Even with higher gas prices in Europe, those numbers make the commercial viability questionable.
Industry representatives contend that only economies of scale much more drilling will bring costs down. Yet that wont happen without definite proof of available reserves, while available reserves cant be proved without more drilling a vicious circle.
Definitely hopes and expectations a year ago were much higher than today, says Cezary Filipowicz, a former vice president at PKN Orlen, the biggest oil refiner in Poland, and currently the business development manager of United Oilfield Services, a new service company that has raised $150 million for state-of-the-art equipment, including seismic trucks, a fracturing fleet, and one drilling rig.
Im not sure what will happen next year and how many wells will be drilled, Filipowicz said.

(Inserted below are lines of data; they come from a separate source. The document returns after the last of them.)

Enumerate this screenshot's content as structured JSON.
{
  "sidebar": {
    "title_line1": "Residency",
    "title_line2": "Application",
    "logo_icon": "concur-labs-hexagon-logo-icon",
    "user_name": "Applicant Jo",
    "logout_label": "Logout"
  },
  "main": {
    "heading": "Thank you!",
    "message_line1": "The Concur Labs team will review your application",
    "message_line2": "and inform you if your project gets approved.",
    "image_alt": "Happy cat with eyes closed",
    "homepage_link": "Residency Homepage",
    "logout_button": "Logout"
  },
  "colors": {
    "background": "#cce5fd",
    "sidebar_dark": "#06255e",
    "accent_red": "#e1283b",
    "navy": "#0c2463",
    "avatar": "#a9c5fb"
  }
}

If there are again a dozen or so and we use 10 percent of our capacity, it doesnt make sense in the long term. Nobody would risk investment in equipment without a market for services.
Tomasz Chmal, an energy analyst with the Sobieski Institute, a Polish think tank, urges patience. Its too early to judge. Let the business people decide, not politicians, he said. The price of the technology is going down. It may not be economic this year or next year, but it might be economic in the years to come.
That possibility faces another hurdle: The government has made plans to introduce a new hydrocarbon law that would give the state a minority stake in each concession and would, reportedly, raise taxes to around 40 percent of gross profits.
The idea, according to Wozniak, the countrys chief geologist, is to have legislation comparable to that in Norway, Denmark and the Netherlands.
Private operators contend that any comparisons to Norway and Denmark, major producers of conventional gas, are unwarranted, as shale gas resources in Poland are still a matter of speculation, and investment is much riskier.
We havent even proved if theres a commercial hydrocarbon industry beyond what has already been found and the government is already talking about that theyre the North Sea and theyre going to have all this production and theyre going to raise taxes, says Buggenhagen of San Leon Energy. People are just going to leave.